- Among older adults with or without cognitive impairment, mind-body exercises (tai chi, yoga, and dance) were safe and improved measures of cognition, but benefit was significant only at moderate intensity.
Why this matters
- Increasing population of older adults.
- Lack of effective treatments for dementia.
- Compared with control, mind-body exercises were superior for improving:
- Global cognition (mean difference, 0.92; P=.002);
- Cognitive flexibility (mean difference, –8.80; P=.007);
- Working memory (mean difference, 0.32; P=.05);
- Verbal fluency (standardized mean difference, 0.27; P=.003);
- Learning (standardized mean difference, 0.24; P=.001).
- No significant benefit for processing speed.
- Global cognition significantly better with moderate exercise intensity (60-120 minutes weekly) (mean difference, 1.15; P=.006) but not with lower or higher intensity.
- Adverse events:
- 6 trials reported none;
- 1 reported groin muscle strain with yoga;
- 1 reported fall with injury with control;
- 1 reported 2 minor musculoskeletal injuries with tai chi.
- Systematic review and meta-analysis of 32 randomized controlled trials among 3624 older adults with or without impairment.
- Main outcomes: measures of cognitive function.
- Funding: National Natural Science Foundation of China; Natural Science Foundation of Guangdong Province.

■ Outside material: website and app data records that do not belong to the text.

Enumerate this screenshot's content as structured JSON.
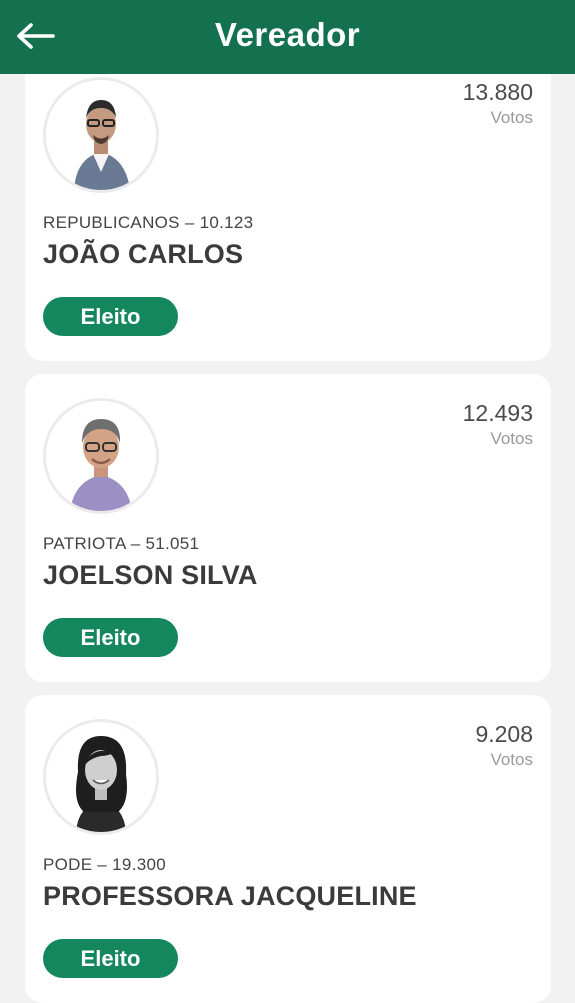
{
  "header": {
    "title": "Vereador",
    "back_icon": "arrow-left-icon",
    "background": "#137150"
  },
  "candidates": [
    {
      "party_line": "REPUBLICANOS – 10.123",
      "name": "JOÃO CARLOS",
      "votes": "13.880",
      "votes_label": "Votos",
      "status": "Eleito"
    },
    {
      "party_line": "PATRIOTA – 51.051",
      "name": "JOELSON SILVA",
      "votes": "12.493",
      "votes_label": "Votos",
      "status": "Eleito"
    },
    {
      "party_line": "PODE – 19.300",
      "name": "PROFESSORA JACQUELINE",
      "votes": "9.208",
      "votes_label": "Votos",
      "status": "Eleito"
    }
  ],
  "colors": {
    "accent": "#137150",
    "badge": "#15875e",
    "background": "#f2f2f2"
  }
}
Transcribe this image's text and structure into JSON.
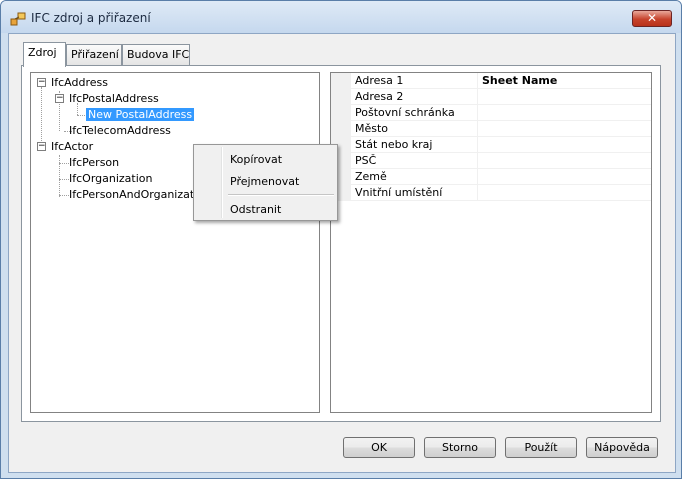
{
  "window": {
    "title": "IFC zdroj a přiřazení",
    "close_glyph": "✕"
  },
  "tabs": [
    {
      "label": "Zdroj"
    },
    {
      "label": "Přiřazení"
    },
    {
      "label": "Budova IFC"
    }
  ],
  "tree": {
    "nodes": {
      "ifcaddress": "IfcAddress",
      "ifcpostaladdress": "IfcPostalAddress",
      "newpostaladdress": "New PostalAddress",
      "ifctelecomaddress": "IfcTelecomAddress",
      "ifcactor": "IfcActor",
      "ifcperson": "IfcPerson",
      "ifcorganization": "IfcOrganization",
      "ifcpersonandorganization": "IfcPersonAndOrganization"
    },
    "expander_glyph": "−"
  },
  "context_menu": {
    "copy": "Kopírovat",
    "rename": "Přejmenovat",
    "delete": "Odstranit"
  },
  "properties": [
    {
      "name": "Adresa 1",
      "value": "Sheet Name"
    },
    {
      "name": "Adresa 2",
      "value": ""
    },
    {
      "name": "Poštovní schránka",
      "value": ""
    },
    {
      "name": "Město",
      "value": ""
    },
    {
      "name": "Stát nebo kraj",
      "value": ""
    },
    {
      "name": "PSČ",
      "value": ""
    },
    {
      "name": "Země",
      "value": ""
    },
    {
      "name": "Vnitřní umístění",
      "value": ""
    }
  ],
  "buttons": {
    "ok": "OK",
    "cancel": "Storno",
    "apply": "Použít",
    "help": "Nápověda"
  },
  "colors": {
    "selection": "#3399ff",
    "close_button": "#c7432c"
  }
}
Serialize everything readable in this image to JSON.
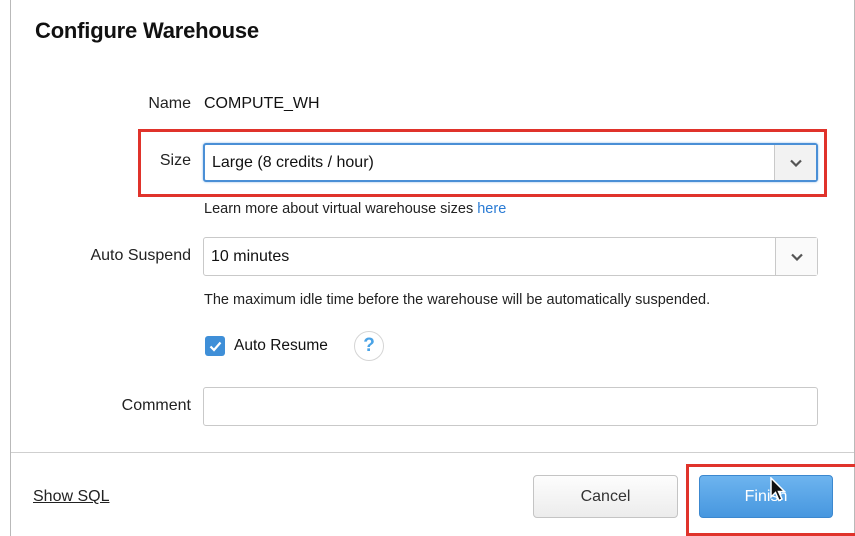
{
  "dialog": {
    "title": "Configure Warehouse"
  },
  "form": {
    "name": {
      "label": "Name",
      "value": "COMPUTE_WH"
    },
    "size": {
      "label": "Size",
      "value": "Large  (8 credits / hour)",
      "help_prefix": "Learn more about virtual warehouse sizes ",
      "help_link": "here"
    },
    "auto_suspend": {
      "label": "Auto Suspend",
      "value": "10 minutes",
      "help": "The maximum idle time before the warehouse will be automatically suspended."
    },
    "auto_resume": {
      "label": "Auto Resume",
      "checked": true,
      "help_icon": "?"
    },
    "comment": {
      "label": "Comment",
      "value": ""
    }
  },
  "footer": {
    "show_sql": "Show SQL",
    "cancel": "Cancel",
    "finish": "Finish"
  },
  "colors": {
    "accent": "#4a8fd6",
    "highlight": "#e0332b",
    "finish_button": "#4797df"
  },
  "icons": {
    "dropdown": "chevron-down-icon",
    "checkbox": "checkmark-icon",
    "help": "question-mark-icon",
    "cursor": "mouse-pointer-icon"
  }
}
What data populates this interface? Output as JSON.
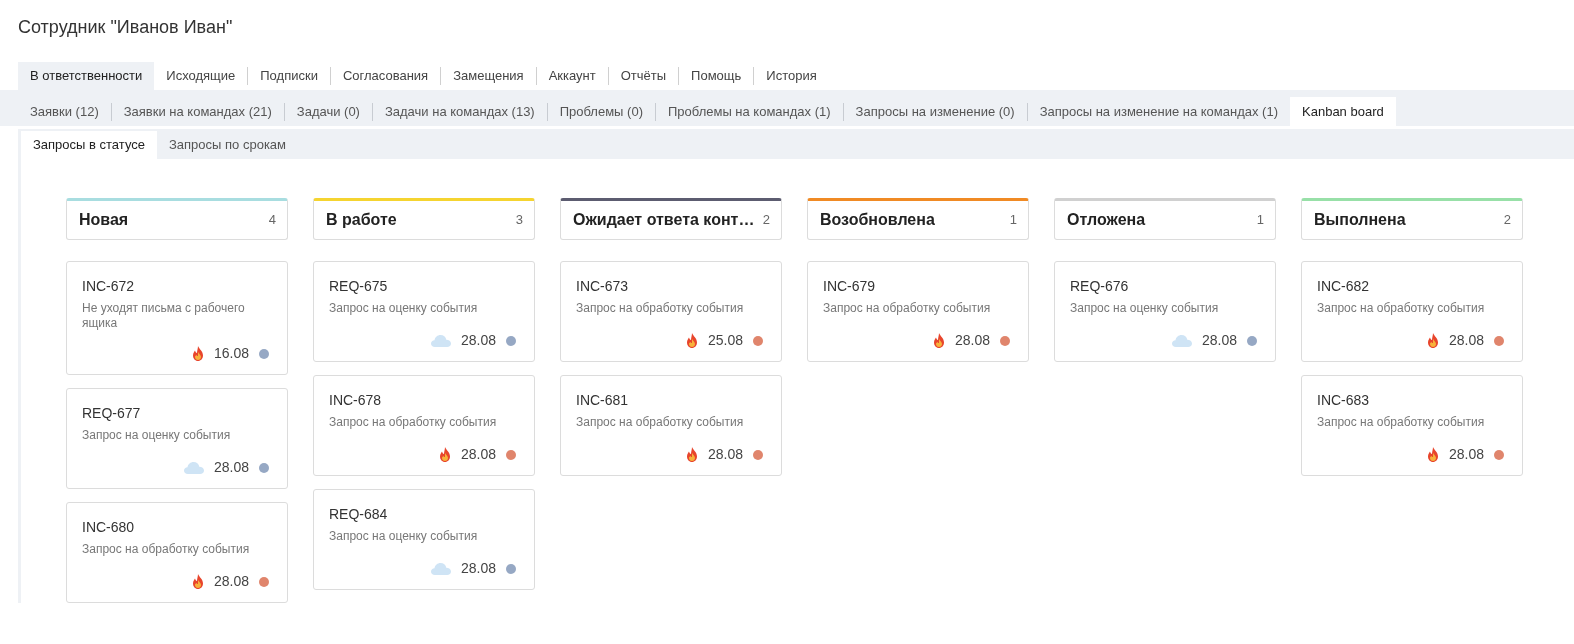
{
  "title": "Сотрудник \"Иванов Иван\"",
  "tabs": [
    {
      "label": "В ответственности",
      "selected": true
    },
    {
      "label": "Исходящие",
      "selected": false
    },
    {
      "label": "Подписки",
      "selected": false
    },
    {
      "label": "Согласования",
      "selected": false
    },
    {
      "label": "Замещения",
      "selected": false
    },
    {
      "label": "Аккаунт",
      "selected": false
    },
    {
      "label": "Отчёты",
      "selected": false
    },
    {
      "label": "Помощь",
      "selected": false
    },
    {
      "label": "История",
      "selected": false
    }
  ],
  "subtabs": [
    {
      "label": "Заявки (12)",
      "selected": false
    },
    {
      "label": "Заявки на командах (21)",
      "selected": false
    },
    {
      "label": "Задачи (0)",
      "selected": false
    },
    {
      "label": "Задачи на командах (13)",
      "selected": false
    },
    {
      "label": "Проблемы (0)",
      "selected": false
    },
    {
      "label": "Проблемы на командах (1)",
      "selected": false
    },
    {
      "label": "Запросы на изменение (0)",
      "selected": false
    },
    {
      "label": "Запросы на изменение на командах (1)",
      "selected": false
    },
    {
      "label": "Kanban board",
      "selected": true
    }
  ],
  "view_tabs": [
    {
      "label": "Запросы в статусе",
      "selected": true
    },
    {
      "label": "Запросы по срокам",
      "selected": false
    }
  ],
  "columns": [
    {
      "title": "Новая",
      "count": "4",
      "color": "#a8dde0",
      "cards": [
        {
          "id": "INC-672",
          "text": "Не уходят письма с рабочего ящика",
          "kind": "fire",
          "date": "16.08",
          "color": "#96a8c4"
        },
        {
          "id": "REQ-677",
          "text": "Запрос на оценку события",
          "kind": "cloud",
          "date": "28.08",
          "color": "#96a8c4"
        },
        {
          "id": "INC-680",
          "text": "Запрос на обработку события",
          "kind": "fire",
          "date": "28.08",
          "color": "#e0856c"
        }
      ]
    },
    {
      "title": "В работе",
      "count": "3",
      "color": "#f5d430",
      "cards": [
        {
          "id": "REQ-675",
          "text": "Запрос на оценку события",
          "kind": "cloud",
          "date": "28.08",
          "color": "#96a8c4"
        },
        {
          "id": "INC-678",
          "text": "Запрос на обработку события",
          "kind": "fire",
          "date": "28.08",
          "color": "#e0856c"
        },
        {
          "id": "REQ-684",
          "text": "Запрос на оценку события",
          "kind": "cloud",
          "date": "28.08",
          "color": "#96a8c4"
        }
      ]
    },
    {
      "title": "Ожидает ответа конт…",
      "count": "2",
      "color": "#5c5c70",
      "cards": [
        {
          "id": "INC-673",
          "text": "Запрос на обработку события",
          "kind": "fire",
          "date": "25.08",
          "color": "#e0856c"
        },
        {
          "id": "INC-681",
          "text": "Запрос на обработку события",
          "kind": "fire",
          "date": "28.08",
          "color": "#e0856c"
        }
      ]
    },
    {
      "title": "Возобновлена",
      "count": "1",
      "color": "#f08a24",
      "cards": [
        {
          "id": "INC-679",
          "text": "Запрос на обработку события",
          "kind": "fire",
          "date": "28.08",
          "color": "#e0856c"
        }
      ]
    },
    {
      "title": "Отложена",
      "count": "1",
      "color": "#d0d0d0",
      "cards": [
        {
          "id": "REQ-676",
          "text": "Запрос на оценку события",
          "kind": "cloud",
          "date": "28.08",
          "color": "#96a8c4"
        }
      ]
    },
    {
      "title": "Выполнена",
      "count": "2",
      "color": "#98e0a8",
      "cards": [
        {
          "id": "INC-682",
          "text": "Запрос на обработку события",
          "kind": "fire",
          "date": "28.08",
          "color": "#e0856c"
        },
        {
          "id": "INC-683",
          "text": "Запрос на обработку события",
          "kind": "fire",
          "date": "28.08",
          "color": "#e0856c"
        }
      ]
    }
  ]
}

- Heterogeneity across trials.
- Lack of blinding in most.